What can Brown do for you? How about free homer delivery? Brown continues to be overlooked due in part to his lack of pedigree and track record combined with the boring Oakland platoon, but he’s been an asset when in the lineup, hitting .364 with two HRs this week to bring his season line to .259/..317/.552 with five HRs. He might have had some down luck, as his xBA of .288 suggests, and I think the pop is real with his 112 mph max eV that ranks 88th percentile. While I’d love to see what he could do in a full season, it looks like the Piscotty timeshare will continue, but Brown is a sneaky asset in 15-team daily moves leagues and has value 18-team and AL-only leagues as well.
Kyle Farmer (2B/3B/SS, Cincinnati Reds)
Going into this year, I couldn’t believe the Reds were really planning on rolling with Kyle Farmer as their starting shortstop. But I must admit, Farmer has grown on me. Despite the lousy .200/.325/.277 line, I think he’s got the seeds for success. He’s hitting .333 over 24 ABs the past two weeks, and is rocking great plate discipline this year, with a career-best 16 K% and 10 BB%. He’s also been among baseball’s unluckiest hitters, with a .282 xBA and .455 xSLG, and I think he can at least hit a solid .260 AVG and .400 SLG% going forward that will make him better than the Andrelton Simmons types. Especially with his great 2B/3B/SS eligibility (with possible 1B and/or OF eligibility a few games away), he’s an underrated cultivator of stats.
Randy Arozarena (OF, Tampa Bay Rays)
I’m sure this one will turn heads so fast I might be liable for whiplash. But I’m just going off the trend I’m seeing, and what I’m seeing on Statcast right now makes me want to Arozarunaway. While the surface stats look solid, with a .258 AVG to go with three HR and four SB, it’s uglier under the hood than my 2001 Ford Focus. While this is only descriptive and not predictive, his xBA of .190 and xSLG of .252 should set off five-alarm chili bells. He keeps making his hard contact into the ground and has an elevated 32 K% He does possess both power and speed so he certainly could turn it around, but in a 10-teamer, you have other power/speed options without so much downside.
Victor Robles (OF, Washington Nationals)

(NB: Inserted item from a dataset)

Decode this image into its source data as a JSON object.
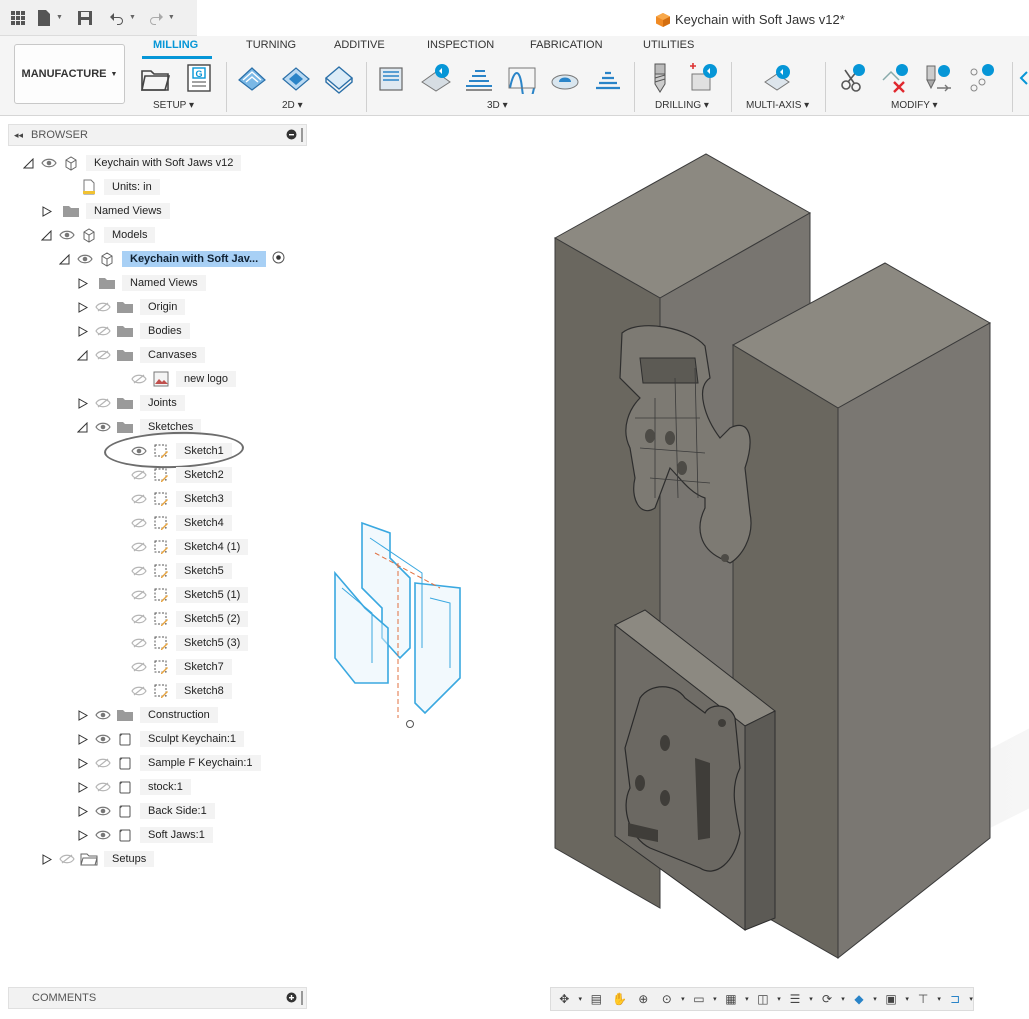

Despite the name, Victor Robles is not a winner who took off his bathrobe. Although he got some late hype as a bounceback candidate, it’s been more of a dead cat bounce, with a .226 AVG and .269 SLG to go with no HRs and just two SB. The one piece of good news is he’s drawing many more walks with a 11 BB%, but the appeal of him getting on base was supposed to be for him to steal bases, and he’s not really even doing that. With his pitiful sub-2% barrel rate, he’s unlikely to produce double digit pop, and with his bad defense he could soon be out of a job if he doesn’t turn it around. Don’t wait to find out in 12-team leagues, and that goes for OBP as well, unless you really need speed in the worst way.
Andrés Giménez (2B/3B/SS, Cleveland Indians)
You may as well give up on him, because apparently his major league team already did. The 22-year-old sputtered in his sophomore campaign, hitting just .135 with no HRs, one SB, two R and one RBI over the past three weeks, and as a result Cesar and Amed are increasingly taking over. Even with playing time, his luck wasn’t betraying him, as evidenced by his nasty .188 xBA and .297 xBA. You can’t steal first base, and he looks like the 2021 version of Oscar Mercado. Hope they still feel good about that trade.
Brett Gardner (OF, New York Yankees)
This feels like when Lou Reed decided to finish his career by recording Lulu with Metallica. If you have no clue what I’m talking about, consider yourself lucky and please don’t look it up. Although a Yankees Fan in my Noobs-only league took Gardner with a 10th round pick, it’s quite clear that he’s got nothing left. If his current line of .190/.284/.238 wasn’t bad enough, it’s even worse under the surface with an xBA of .162 and xSLG of .229. Even if he did fall into playing time, don’t fall into the trap of starting him. Remember, if you want to have a fruitful season, Farmer good, Gardner bad.
Photos by Icon Sportswire | Adapted by Alyssa Buckter (alyssabuckter.com) and Justin Paradis (@JustParaDesigns on Twitter)